* _GOAL OF THE EXERCISE_: The data beneath this task is to be duplicated exactly, in its entirety.

(Excerpts from a dataset)
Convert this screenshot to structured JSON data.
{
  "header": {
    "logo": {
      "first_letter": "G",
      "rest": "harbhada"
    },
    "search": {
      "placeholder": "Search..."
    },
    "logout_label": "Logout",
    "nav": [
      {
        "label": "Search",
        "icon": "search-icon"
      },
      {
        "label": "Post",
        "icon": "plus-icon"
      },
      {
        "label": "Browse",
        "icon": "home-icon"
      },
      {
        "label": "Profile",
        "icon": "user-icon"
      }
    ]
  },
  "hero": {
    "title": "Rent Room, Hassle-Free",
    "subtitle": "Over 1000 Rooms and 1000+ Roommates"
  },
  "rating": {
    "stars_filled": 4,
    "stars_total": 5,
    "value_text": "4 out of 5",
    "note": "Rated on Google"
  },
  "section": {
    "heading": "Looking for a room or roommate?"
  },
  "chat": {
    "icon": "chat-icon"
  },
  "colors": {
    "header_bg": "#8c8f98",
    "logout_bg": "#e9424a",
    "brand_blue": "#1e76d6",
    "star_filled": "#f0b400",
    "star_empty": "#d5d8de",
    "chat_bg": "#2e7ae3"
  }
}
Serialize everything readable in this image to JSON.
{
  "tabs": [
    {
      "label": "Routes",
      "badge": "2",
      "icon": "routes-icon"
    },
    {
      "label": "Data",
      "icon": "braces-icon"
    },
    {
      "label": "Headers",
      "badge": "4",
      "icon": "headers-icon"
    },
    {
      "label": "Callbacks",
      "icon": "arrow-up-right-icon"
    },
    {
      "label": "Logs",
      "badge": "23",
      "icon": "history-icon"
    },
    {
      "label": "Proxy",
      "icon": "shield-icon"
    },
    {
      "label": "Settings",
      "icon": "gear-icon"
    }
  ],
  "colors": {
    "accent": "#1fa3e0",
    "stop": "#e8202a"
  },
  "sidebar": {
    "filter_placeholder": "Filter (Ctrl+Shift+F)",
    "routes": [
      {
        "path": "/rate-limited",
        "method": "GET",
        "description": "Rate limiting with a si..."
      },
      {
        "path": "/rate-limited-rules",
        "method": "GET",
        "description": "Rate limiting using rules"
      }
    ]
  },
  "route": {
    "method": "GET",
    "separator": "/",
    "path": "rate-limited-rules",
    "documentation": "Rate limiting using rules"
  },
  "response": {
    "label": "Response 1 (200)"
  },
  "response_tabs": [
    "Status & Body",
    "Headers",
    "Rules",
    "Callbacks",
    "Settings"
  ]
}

* _RESPONSE TO THIS TASK_:
Convert this screenshot to structured JSON data.
{
  "header": {
    "logo": {
      "first_letter": "G",
      "rest": "harbhada"
    },
    "search": {
      "placeholder": "Search..."
    },
    "logout_label": "Logout",
    "nav": [
      {
        "label": "Search",
        "icon": "search-icon"
      },
      {
        "label": "Post",
        "icon": "plus-icon"
      },
      {
        "label": "Browse",
        "icon": "home-icon"
      },
      {
        "label": "Profile",
        "icon": "user-icon"
      }
    ]
  },
  "hero": {
    "title": "Rent Room, Hassle-Free",
    "subtitle": "Over 1000 Rooms and 1000+ Roommates"
  },
  "rating": {
    "stars_filled": 4,
    "stars_total": 5,
    "value_text": "4 out of 5",
    "note": "Rated on Google"
  },
  "section": {
    "heading": "Looking for a room or roommate?"
  },
  "chat": {
    "icon": "chat-icon"
  },
  "colors": {
    "header_bg": "#8c8f98",
    "logout_bg": "#e9424a",
    "brand_blue": "#1e76d6",
    "star_filled": "#f0b400",
    "star_empty": "#d5d8de",
    "chat_bg": "#2e7ae3"
  }
}
Serialize everything readable in this image to JSON.
{
  "tabs": [
    {
      "label": "Routes",
      "badge": "2",
      "icon": "routes-icon"
    },
    {
      "label": "Data",
      "icon": "braces-icon"
    },
    {
      "label": "Headers",
      "badge": "4",
      "icon": "headers-icon"
    },
    {
      "label": "Callbacks",
      "icon": "arrow-up-right-icon"
    },
    {
      "label": "Logs",
      "badge": "23",
      "icon": "history-icon"
    },
    {
      "label": "Proxy",
      "icon": "shield-icon"
    },
    {
      "label": "Settings",
      "icon": "gear-icon"
    }
  ],
  "colors": {
    "accent": "#1fa3e0",
    "stop": "#e8202a"
  },
  "sidebar": {
    "filter_placeholder": "Filter (Ctrl+Shift+F)",
    "routes": [
      {
        "path": "/rate-limited",
        "method": "GET",
        "description": "Rate limiting with a si..."
      },
      {
        "path": "/rate-limited-rules",
        "method": "GET",
        "description": "Rate limiting using rules"
      }
    ]
  },
  "route": {
    "method": "GET",
    "separator": "/",
    "path": "rate-limited-rules",
    "documentation": "Rate limiting using rules"
  },
  "response": {
    "label": "Response 1 (200)"
  },
  "response_tabs": [
    "Status & Body",
    "Headers",
    "Rules",
    "Callbacks",
    "Settings"
  ]
}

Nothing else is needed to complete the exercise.